> _PROBLEM TO WORK ON_: Please retype the data below line for line and leave out every picture.

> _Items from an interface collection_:
#####

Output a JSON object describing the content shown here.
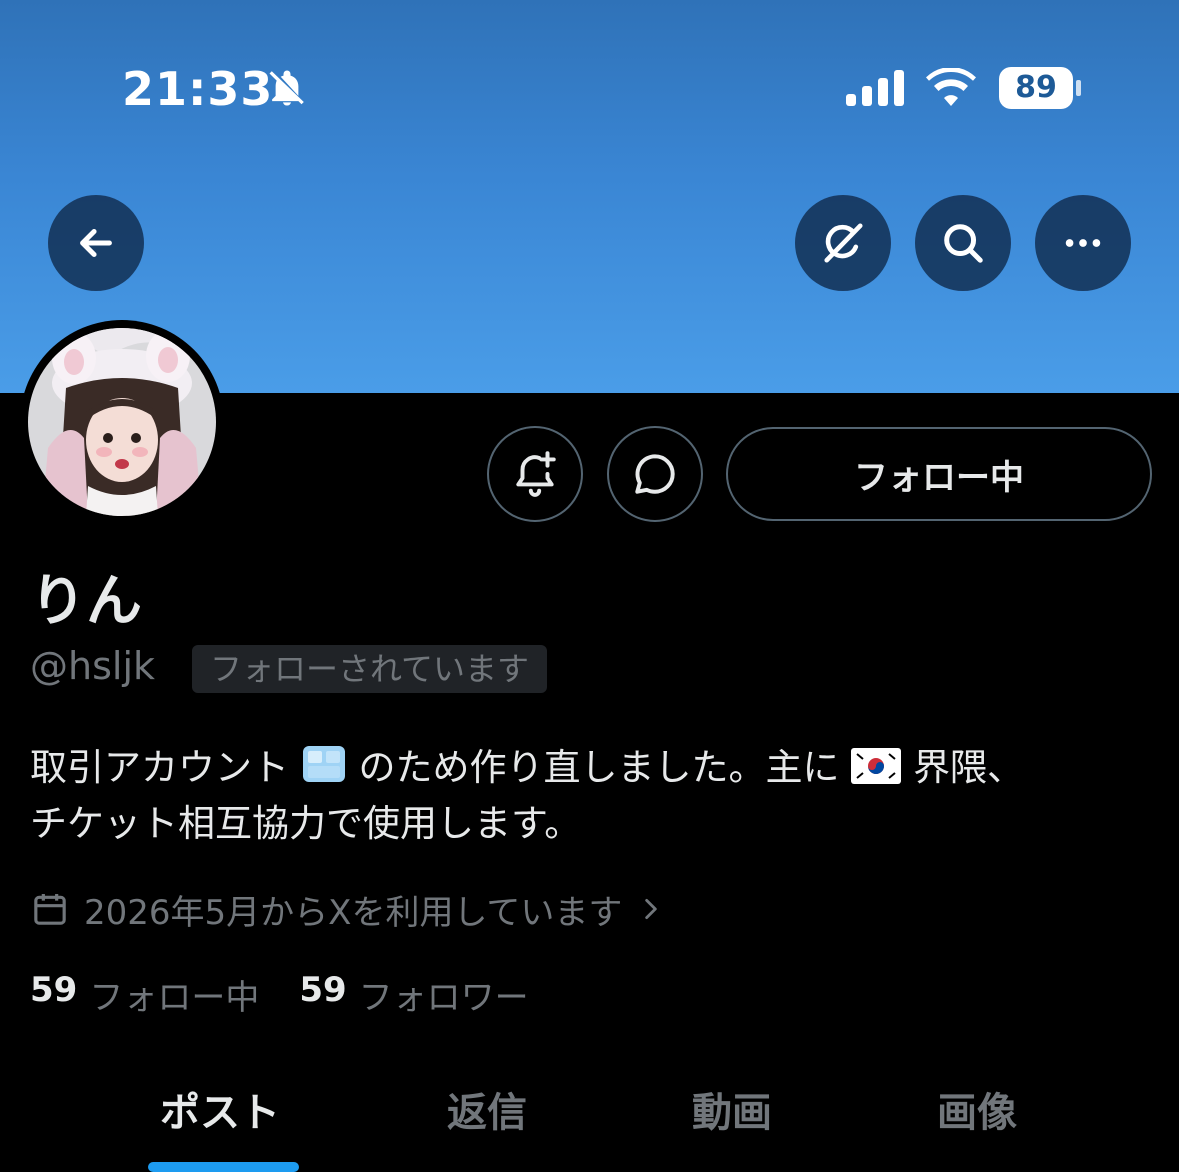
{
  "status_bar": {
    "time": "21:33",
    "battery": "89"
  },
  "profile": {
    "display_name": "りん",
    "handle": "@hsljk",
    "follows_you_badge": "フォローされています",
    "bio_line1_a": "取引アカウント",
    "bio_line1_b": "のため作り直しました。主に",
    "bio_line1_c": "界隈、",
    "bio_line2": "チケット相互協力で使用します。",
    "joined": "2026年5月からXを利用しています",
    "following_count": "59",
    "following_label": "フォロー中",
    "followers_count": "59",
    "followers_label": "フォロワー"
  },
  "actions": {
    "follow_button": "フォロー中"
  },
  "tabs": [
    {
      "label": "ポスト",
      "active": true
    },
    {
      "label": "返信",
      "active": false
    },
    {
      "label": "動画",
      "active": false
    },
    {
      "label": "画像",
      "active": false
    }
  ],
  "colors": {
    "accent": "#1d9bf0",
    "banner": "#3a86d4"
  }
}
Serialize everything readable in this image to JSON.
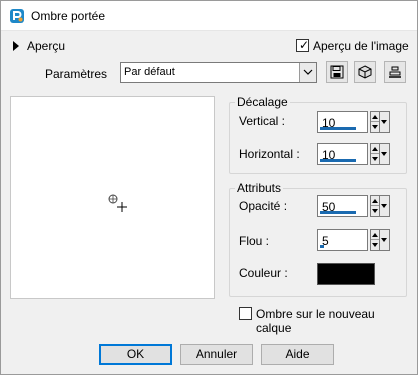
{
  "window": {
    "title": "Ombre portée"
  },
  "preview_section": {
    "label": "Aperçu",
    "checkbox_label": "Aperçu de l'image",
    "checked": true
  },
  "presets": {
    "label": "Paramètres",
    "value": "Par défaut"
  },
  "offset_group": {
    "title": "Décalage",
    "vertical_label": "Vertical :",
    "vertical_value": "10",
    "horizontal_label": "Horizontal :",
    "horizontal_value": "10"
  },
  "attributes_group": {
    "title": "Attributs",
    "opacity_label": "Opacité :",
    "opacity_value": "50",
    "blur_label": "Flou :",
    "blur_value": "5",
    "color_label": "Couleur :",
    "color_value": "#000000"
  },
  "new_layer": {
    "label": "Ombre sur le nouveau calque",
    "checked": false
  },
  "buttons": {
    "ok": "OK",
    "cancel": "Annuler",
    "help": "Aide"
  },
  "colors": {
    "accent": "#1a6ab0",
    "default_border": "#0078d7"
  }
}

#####

> _OUTPUT OF THE TASK_:
Output a JSON object describing the content shown here.
{
  "status_bar": {
    "time": "21:33",
    "battery": "89"
  },
  "profile": {
    "display_name": "りん",
    "handle": "@hsljk",
    "follows_you_badge": "フォローされています",
    "bio_line1_a": "取引アカウント",
    "bio_line1_b": "のため作り直しました。主に",
    "bio_line1_c": "界隈、",
    "bio_line2": "チケット相互協力で使用します。",
    "joined": "2026年5月からXを利用しています",
    "following_count": "59",
    "following_label": "フォロー中",
    "followers_count": "59",
    "followers_label": "フォロワー"
  },
  "actions": {
    "follow_button": "フォロー中"
  },
  "tabs": [
    {
      "label": "ポスト",
      "active": true
    },
    {
      "label": "返信",
      "active": false
    },
    {
      "label": "動画",
      "active": false
    },
    {
      "label": "画像",
      "active": false
    }
  ],
  "colors": {
    "accent": "#1d9bf0",
    "banner": "#3a86d4"
  }
}
Serialize everything readable in this image to JSON.
{
  "window": {
    "title": "Ombre portée"
  },
  "preview_section": {
    "label": "Aperçu",
    "checkbox_label": "Aperçu de l'image",
    "checked": true
  },
  "presets": {
    "label": "Paramètres",
    "value": "Par défaut"
  },
  "offset_group": {
    "title": "Décalage",
    "vertical_label": "Vertical :",
    "vertical_value": "10",
    "horizontal_label": "Horizontal :",
    "horizontal_value": "10"
  },
  "attributes_group": {
    "title": "Attributs",
    "opacity_label": "Opacité :",
    "opacity_value": "50",
    "blur_label": "Flou :",
    "blur_value": "5",
    "color_label": "Couleur :",
    "color_value": "#000000"
  },
  "new_layer": {
    "label": "Ombre sur le nouveau calque",
    "checked": false
  },
  "buttons": {
    "ok": "OK",
    "cancel": "Annuler",
    "help": "Aide"
  },
  "colors": {
    "accent": "#1a6ab0",
    "default_border": "#0078d7"
  }
}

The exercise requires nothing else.